▼

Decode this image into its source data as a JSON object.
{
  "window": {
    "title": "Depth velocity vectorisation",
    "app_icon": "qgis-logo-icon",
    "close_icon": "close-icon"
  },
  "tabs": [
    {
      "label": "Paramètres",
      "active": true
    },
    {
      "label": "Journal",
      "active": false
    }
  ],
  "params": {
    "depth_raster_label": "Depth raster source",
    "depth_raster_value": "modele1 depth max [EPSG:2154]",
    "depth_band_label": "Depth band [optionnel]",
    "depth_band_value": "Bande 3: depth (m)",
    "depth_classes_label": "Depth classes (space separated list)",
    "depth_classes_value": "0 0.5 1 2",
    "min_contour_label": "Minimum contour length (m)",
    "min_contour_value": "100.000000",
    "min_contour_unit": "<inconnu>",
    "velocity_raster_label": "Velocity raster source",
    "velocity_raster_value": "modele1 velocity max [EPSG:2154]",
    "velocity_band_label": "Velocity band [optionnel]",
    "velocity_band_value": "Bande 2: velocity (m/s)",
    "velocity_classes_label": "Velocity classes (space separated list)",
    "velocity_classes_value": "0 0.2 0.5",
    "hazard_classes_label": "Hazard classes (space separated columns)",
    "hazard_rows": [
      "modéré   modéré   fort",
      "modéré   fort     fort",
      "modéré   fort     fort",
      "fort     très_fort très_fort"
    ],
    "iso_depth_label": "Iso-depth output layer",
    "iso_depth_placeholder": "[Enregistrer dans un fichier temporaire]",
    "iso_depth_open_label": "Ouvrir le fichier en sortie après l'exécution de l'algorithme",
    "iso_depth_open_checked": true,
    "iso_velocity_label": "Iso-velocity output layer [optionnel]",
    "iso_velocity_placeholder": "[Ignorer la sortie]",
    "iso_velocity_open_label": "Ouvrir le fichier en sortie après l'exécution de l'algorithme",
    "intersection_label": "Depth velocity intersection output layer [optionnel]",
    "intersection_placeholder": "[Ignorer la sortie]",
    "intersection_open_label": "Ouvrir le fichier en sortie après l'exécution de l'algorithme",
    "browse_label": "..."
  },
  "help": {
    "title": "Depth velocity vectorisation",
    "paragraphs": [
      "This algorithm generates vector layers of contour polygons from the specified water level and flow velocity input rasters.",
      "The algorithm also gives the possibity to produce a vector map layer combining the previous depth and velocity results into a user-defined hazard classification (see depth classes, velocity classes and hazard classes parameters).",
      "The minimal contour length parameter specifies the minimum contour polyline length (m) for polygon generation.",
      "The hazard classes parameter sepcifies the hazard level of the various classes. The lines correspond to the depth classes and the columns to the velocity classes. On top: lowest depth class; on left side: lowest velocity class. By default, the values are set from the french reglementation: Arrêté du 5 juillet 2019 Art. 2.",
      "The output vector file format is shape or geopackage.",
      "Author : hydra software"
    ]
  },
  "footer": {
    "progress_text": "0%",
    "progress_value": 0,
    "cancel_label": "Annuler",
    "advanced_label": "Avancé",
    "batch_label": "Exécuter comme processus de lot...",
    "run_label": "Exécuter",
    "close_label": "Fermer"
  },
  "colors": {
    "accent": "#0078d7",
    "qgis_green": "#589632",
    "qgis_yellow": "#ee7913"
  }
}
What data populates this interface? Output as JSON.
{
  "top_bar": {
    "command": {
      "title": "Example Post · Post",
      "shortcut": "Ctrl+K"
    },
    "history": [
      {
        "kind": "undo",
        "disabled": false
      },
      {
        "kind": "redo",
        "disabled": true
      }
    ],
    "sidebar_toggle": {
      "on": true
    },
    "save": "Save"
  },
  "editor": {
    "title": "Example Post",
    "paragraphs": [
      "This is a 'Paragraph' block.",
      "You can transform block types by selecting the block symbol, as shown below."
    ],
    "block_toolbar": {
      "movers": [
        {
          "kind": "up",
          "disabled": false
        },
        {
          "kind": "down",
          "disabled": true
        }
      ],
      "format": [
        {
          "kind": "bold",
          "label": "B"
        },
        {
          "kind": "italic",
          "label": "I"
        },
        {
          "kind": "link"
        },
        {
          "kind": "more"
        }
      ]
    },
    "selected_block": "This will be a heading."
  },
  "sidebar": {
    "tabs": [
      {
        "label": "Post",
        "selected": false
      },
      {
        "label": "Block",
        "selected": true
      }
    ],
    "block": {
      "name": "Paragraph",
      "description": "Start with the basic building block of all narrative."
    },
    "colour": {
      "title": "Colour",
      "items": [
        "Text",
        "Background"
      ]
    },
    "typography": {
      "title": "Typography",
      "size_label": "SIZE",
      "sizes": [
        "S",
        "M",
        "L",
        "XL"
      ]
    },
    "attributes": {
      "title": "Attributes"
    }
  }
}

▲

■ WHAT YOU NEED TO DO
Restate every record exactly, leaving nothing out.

■ SOLVED PROBLEM
Decode this image into its source data as a JSON object.
{
  "window": {
    "title": "Depth velocity vectorisation",
    "app_icon": "qgis-logo-icon",
    "close_icon": "close-icon"
  },
  "tabs": [
    {
      "label": "Paramètres",
      "active": true
    },
    {
      "label": "Journal",
      "active": false
    }
  ],
  "params": {
    "depth_raster_label": "Depth raster source",
    "depth_raster_value": "modele1 depth max [EPSG:2154]",
    "depth_band_label": "Depth band [optionnel]",
    "depth_band_value": "Bande 3: depth (m)",
    "depth_classes_label": "Depth classes (space separated list)",
    "depth_classes_value": "0 0.5 1 2",
    "min_contour_label": "Minimum contour length (m)",
    "min_contour_value": "100.000000",
    "min_contour_unit": "<inconnu>",
    "velocity_raster_label": "Velocity raster source",
    "velocity_raster_value": "modele1 velocity max [EPSG:2154]",
    "velocity_band_label": "Velocity band [optionnel]",
    "velocity_band_value": "Bande 2: velocity (m/s)",
    "velocity_classes_label": "Velocity classes (space separated list)",
    "velocity_classes_value": "0 0.2 0.5",
    "hazard_classes_label": "Hazard classes (space separated columns)",
    "hazard_rows": [
      "modéré   modéré   fort",
      "modéré   fort     fort",
      "modéré   fort     fort",
      "fort     très_fort très_fort"
    ],
    "iso_depth_label": "Iso-depth output layer",
    "iso_depth_placeholder": "[Enregistrer dans un fichier temporaire]",
    "iso_depth_open_label": "Ouvrir le fichier en sortie après l'exécution de l'algorithme",
    "iso_depth_open_checked": true,
    "iso_velocity_label": "Iso-velocity output layer [optionnel]",
    "iso_velocity_placeholder": "[Ignorer la sortie]",
    "iso_velocity_open_label": "Ouvrir le fichier en sortie après l'exécution de l'algorithme",
    "intersection_label": "Depth velocity intersection output layer [optionnel]",
    "intersection_placeholder": "[Ignorer la sortie]",
    "intersection_open_label": "Ouvrir le fichier en sortie après l'exécution de l'algorithme",
    "browse_label": "..."
  },
  "help": {
    "title": "Depth velocity vectorisation",
    "paragraphs": [
      "This algorithm generates vector layers of contour polygons from the specified water level and flow velocity input rasters.",
      "The algorithm also gives the possibity to produce a vector map layer combining the previous depth and velocity results into a user-defined hazard classification (see depth classes, velocity classes and hazard classes parameters).",
      "The minimal contour length parameter specifies the minimum contour polyline length (m) for polygon generation.",
      "The hazard classes parameter sepcifies the hazard level of the various classes. The lines correspond to the depth classes and the columns to the velocity classes. On top: lowest depth class; on left side: lowest velocity class. By default, the values are set from the french reglementation: Arrêté du 5 juillet 2019 Art. 2.",
      "The output vector file format is shape or geopackage.",
      "Author : hydra software"
    ]
  },
  "footer": {
    "progress_text": "0%",
    "progress_value": 0,
    "cancel_label": "Annuler",
    "advanced_label": "Avancé",
    "batch_label": "Exécuter comme processus de lot...",
    "run_label": "Exécuter",
    "close_label": "Fermer"
  },
  "colors": {
    "accent": "#0078d7",
    "qgis_green": "#589632",
    "qgis_yellow": "#ee7913"
  }
}
What data populates this interface? Output as JSON.
{
  "top_bar": {
    "command": {
      "title": "Example Post · Post",
      "shortcut": "Ctrl+K"
    },
    "history": [
      {
        "kind": "undo",
        "disabled": false
      },
      {
        "kind": "redo",
        "disabled": true
      }
    ],
    "sidebar_toggle": {
      "on": true
    },
    "save": "Save"
  },
  "editor": {
    "title": "Example Post",
    "paragraphs": [
      "This is a 'Paragraph' block.",
      "You can transform block types by selecting the block symbol, as shown below."
    ],
    "block_toolbar": {
      "movers": [
        {
          "kind": "up",
          "disabled": false
        },
        {
          "kind": "down",
          "disabled": true
        }
      ],
      "format": [
        {
          "kind": "bold",
          "label": "B"
        },
        {
          "kind": "italic",
          "label": "I"
        },
        {
          "kind": "link"
        },
        {
          "kind": "more"
        }
      ]
    },
    "selected_block": "This will be a heading."
  },
  "sidebar": {
    "tabs": [
      {
        "label": "Post",
        "selected": false
      },
      {
        "label": "Block",
        "selected": true
      }
    ],
    "block": {
      "name": "Paragraph",
      "description": "Start with the basic building block of all narrative."
    },
    "colour": {
      "title": "Colour",
      "items": [
        "Text",
        "Background"
      ]
    },
    "typography": {
      "title": "Typography",
      "size_label": "SIZE",
      "sizes": [
        "S",
        "M",
        "L",
        "XL"
      ]
    },
    "attributes": {
      "title": "Attributes"
    }
  }
}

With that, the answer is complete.